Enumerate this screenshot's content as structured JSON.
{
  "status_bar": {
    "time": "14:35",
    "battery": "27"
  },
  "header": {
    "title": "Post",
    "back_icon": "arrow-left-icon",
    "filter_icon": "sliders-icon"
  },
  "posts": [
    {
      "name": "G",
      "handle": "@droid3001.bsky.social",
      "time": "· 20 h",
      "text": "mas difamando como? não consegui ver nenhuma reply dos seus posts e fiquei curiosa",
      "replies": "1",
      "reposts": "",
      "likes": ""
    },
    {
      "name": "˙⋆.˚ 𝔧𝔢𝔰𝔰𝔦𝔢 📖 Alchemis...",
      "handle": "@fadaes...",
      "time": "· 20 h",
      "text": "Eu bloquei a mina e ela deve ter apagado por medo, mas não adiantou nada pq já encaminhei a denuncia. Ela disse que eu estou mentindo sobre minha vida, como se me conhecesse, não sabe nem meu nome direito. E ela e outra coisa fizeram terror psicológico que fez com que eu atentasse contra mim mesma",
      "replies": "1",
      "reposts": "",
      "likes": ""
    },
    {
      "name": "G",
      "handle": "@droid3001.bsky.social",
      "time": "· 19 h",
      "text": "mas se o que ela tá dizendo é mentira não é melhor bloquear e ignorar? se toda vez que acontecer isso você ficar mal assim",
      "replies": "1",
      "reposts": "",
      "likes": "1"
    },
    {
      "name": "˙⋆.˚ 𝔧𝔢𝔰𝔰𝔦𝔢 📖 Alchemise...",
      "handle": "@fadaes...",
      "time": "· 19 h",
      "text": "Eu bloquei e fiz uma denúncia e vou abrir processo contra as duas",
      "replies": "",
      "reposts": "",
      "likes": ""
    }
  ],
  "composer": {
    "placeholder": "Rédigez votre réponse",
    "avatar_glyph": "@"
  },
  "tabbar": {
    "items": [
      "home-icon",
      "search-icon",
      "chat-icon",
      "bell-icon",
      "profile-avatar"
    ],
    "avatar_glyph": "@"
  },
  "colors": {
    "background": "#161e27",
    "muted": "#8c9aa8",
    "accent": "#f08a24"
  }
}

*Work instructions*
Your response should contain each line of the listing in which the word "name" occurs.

*Solution to this problem*
      "name": "G",
      "name": "˙⋆.˚ 𝔧𝔢𝔰𝔰𝔦𝔢 📖 Alchemis...",
      "name": "G",
      "name": "˙⋆.˚ 𝔧𝔢𝔰𝔰𝔦𝔢 📖 Alchemise...",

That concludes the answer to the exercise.